● Task: The whole listing should be written out again exactly.

━━━━━━━━

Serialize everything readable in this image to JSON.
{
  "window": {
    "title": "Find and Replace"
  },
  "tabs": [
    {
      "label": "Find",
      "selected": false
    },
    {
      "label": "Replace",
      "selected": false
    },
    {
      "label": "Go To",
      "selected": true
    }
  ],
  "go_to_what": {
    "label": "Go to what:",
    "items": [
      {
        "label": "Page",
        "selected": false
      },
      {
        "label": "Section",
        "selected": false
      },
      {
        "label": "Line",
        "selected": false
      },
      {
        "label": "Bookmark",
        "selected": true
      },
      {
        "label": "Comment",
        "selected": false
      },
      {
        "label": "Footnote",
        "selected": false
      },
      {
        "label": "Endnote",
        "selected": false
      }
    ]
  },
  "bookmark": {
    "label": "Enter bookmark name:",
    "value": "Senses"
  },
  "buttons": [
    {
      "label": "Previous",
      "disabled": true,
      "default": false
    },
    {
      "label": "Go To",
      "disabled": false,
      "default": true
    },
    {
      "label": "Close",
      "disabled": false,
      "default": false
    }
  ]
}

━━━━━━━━

● Answer box:
Serialize everything readable in this image to JSON.
{
  "window": {
    "title": "Find and Replace"
  },
  "tabs": [
    {
      "label": "Find",
      "selected": false
    },
    {
      "label": "Replace",
      "selected": false
    },
    {
      "label": "Go To",
      "selected": true
    }
  ],
  "go_to_what": {
    "label": "Go to what:",
    "items": [
      {
        "label": "Page",
        "selected": false
      },
      {
        "label": "Section",
        "selected": false
      },
      {
        "label": "Line",
        "selected": false
      },
      {
        "label": "Bookmark",
        "selected": true
      },
      {
        "label": "Comment",
        "selected": false
      },
      {
        "label": "Footnote",
        "selected": false
      },
      {
        "label": "Endnote",
        "selected": false
      }
    ]
  },
  "bookmark": {
    "label": "Enter bookmark name:",
    "value": "Senses"
  },
  "buttons": [
    {
      "label": "Previous",
      "disabled": true,
      "default": false
    },
    {
      "label": "Go To",
      "disabled": false,
      "default": true
    },
    {
      "label": "Close",
      "disabled": false,
      "default": false
    }
  ]
}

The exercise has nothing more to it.